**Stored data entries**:
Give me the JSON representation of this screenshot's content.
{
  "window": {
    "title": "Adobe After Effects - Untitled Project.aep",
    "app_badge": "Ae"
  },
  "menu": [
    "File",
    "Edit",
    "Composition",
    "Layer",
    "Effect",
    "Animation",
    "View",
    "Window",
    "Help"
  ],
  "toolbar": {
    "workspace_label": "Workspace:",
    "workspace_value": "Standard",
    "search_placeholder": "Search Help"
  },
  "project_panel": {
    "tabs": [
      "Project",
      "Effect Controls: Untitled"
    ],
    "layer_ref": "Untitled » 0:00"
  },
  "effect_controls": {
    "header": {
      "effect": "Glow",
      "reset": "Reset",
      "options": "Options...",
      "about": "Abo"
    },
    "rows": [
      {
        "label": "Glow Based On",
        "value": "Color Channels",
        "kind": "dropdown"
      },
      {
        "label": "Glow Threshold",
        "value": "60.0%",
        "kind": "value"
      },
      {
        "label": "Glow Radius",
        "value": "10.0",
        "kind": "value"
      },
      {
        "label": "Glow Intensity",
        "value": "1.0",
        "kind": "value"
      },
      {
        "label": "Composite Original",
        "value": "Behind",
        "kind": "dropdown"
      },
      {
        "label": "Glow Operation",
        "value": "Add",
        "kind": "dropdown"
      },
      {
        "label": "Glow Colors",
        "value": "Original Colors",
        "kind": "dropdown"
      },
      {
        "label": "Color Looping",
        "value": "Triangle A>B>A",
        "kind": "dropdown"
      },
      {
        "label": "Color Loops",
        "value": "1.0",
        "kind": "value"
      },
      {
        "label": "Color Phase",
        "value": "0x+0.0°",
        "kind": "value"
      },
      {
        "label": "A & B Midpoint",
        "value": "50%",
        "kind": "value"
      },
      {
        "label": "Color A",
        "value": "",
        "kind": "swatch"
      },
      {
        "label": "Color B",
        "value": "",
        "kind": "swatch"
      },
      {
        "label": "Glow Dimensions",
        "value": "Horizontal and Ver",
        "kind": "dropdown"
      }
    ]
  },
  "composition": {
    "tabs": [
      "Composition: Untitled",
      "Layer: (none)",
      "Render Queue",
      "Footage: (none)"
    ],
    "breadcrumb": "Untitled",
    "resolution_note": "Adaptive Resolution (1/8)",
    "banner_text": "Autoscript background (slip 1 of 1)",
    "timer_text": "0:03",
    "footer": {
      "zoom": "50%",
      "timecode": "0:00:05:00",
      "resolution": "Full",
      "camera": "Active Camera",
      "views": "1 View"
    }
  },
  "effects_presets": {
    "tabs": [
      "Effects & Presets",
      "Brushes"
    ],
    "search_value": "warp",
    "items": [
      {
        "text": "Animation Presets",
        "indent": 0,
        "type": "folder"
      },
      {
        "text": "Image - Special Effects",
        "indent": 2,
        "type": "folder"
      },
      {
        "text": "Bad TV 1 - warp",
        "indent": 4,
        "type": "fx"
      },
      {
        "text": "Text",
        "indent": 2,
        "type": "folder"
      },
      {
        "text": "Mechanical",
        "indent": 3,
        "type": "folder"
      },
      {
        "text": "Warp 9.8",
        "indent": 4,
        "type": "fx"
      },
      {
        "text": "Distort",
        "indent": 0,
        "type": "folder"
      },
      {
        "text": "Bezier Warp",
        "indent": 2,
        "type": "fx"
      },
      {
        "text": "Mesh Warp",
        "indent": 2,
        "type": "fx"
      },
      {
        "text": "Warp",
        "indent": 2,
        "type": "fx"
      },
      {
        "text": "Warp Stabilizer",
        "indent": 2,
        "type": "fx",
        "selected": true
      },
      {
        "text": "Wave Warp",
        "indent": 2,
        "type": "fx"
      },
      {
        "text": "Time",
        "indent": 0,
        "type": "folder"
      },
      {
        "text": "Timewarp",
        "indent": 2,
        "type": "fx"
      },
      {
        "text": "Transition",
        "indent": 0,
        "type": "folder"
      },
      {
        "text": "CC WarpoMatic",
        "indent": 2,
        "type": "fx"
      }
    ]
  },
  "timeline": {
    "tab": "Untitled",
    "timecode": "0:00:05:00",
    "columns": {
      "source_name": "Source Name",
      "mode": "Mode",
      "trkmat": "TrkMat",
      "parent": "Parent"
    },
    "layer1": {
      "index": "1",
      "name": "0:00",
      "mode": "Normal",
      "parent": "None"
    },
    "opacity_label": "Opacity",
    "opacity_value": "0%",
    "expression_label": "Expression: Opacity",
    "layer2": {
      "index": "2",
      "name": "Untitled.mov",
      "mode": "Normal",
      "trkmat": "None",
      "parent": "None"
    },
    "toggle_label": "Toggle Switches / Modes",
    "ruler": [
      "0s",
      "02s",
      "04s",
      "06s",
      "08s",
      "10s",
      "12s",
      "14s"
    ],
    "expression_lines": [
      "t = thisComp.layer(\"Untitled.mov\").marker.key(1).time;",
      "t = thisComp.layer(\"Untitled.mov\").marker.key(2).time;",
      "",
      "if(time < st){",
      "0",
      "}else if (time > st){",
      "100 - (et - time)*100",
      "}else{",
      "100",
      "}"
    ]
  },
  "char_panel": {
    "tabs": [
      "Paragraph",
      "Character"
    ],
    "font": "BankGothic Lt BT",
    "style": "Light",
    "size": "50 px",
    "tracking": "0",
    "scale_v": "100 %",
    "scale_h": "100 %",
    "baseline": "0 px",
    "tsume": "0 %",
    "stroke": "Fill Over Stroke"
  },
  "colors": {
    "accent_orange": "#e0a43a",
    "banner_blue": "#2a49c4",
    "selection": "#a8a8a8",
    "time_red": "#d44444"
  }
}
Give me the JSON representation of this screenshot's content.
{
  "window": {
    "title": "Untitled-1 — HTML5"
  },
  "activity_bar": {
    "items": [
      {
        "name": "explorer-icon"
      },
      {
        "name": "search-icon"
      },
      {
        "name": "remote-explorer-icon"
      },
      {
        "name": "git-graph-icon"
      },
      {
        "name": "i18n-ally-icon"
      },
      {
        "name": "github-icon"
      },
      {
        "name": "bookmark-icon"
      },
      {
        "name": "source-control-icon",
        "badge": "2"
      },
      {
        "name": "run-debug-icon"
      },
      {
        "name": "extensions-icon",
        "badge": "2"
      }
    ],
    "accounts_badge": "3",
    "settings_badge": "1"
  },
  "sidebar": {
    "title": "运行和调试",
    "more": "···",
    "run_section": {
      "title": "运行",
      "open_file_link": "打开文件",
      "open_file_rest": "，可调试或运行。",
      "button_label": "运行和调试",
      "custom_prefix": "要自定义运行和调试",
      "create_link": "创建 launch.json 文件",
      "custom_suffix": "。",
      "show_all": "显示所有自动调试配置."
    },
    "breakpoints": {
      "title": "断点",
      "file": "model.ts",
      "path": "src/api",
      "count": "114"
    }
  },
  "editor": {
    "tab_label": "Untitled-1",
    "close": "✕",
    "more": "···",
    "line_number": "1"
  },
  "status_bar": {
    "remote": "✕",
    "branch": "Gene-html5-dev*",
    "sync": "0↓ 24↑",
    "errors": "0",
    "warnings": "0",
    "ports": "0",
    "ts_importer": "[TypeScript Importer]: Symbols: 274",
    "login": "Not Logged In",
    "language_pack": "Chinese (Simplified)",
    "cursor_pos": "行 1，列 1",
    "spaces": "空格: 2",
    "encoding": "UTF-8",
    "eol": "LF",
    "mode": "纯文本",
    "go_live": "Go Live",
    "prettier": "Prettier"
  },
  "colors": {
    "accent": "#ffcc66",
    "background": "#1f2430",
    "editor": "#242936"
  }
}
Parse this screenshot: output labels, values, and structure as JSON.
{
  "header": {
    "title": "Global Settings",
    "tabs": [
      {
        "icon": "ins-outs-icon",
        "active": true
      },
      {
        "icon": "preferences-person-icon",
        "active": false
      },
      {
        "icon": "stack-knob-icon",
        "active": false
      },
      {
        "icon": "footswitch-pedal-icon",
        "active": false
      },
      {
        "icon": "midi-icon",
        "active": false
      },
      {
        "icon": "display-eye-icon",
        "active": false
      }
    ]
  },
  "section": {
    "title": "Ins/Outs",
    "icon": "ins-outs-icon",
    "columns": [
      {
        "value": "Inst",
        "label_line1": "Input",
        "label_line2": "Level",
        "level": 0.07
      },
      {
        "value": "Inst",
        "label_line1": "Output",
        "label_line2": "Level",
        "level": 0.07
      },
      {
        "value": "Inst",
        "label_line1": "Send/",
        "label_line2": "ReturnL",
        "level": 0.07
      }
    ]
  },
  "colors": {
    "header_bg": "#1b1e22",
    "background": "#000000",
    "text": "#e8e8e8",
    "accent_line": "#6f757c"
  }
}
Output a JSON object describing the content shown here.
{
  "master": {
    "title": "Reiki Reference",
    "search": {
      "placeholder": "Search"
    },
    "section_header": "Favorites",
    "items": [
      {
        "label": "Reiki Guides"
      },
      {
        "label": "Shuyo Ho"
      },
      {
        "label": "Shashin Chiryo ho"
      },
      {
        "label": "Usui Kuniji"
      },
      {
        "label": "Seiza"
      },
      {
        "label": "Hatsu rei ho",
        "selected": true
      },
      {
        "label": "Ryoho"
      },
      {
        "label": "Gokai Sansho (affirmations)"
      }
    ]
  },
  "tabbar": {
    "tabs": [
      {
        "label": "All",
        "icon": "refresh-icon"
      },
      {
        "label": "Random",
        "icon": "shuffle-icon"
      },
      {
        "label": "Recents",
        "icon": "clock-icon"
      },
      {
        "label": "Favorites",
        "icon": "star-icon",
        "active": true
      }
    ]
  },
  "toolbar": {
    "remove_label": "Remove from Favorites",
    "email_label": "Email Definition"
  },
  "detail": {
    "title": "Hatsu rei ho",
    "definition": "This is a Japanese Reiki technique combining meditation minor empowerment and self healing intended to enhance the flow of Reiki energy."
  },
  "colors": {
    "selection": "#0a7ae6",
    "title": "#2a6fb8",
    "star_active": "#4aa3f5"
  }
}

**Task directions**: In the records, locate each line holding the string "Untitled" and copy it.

**Problem solution**:
    "title": "Adobe After Effects - Untitled Project.aep",
      "Effect Controls: Untitled"
    "layer_ref": "Untitled » 0:00"
      "Composition: Untitled",
    "breadcrumb": "Untitled",
    "tab": "Untitled",
      "name": "Untitled.mov",
      "t = thisComp.layer(\"Untitled.mov\").marker.key(1).time;",
      "t = thisComp.layer(\"Untitled.mov\").marker.key(2).time;",
    "title": "Untitled-1 — HTML5"
    "tab_label": "Untitled-1",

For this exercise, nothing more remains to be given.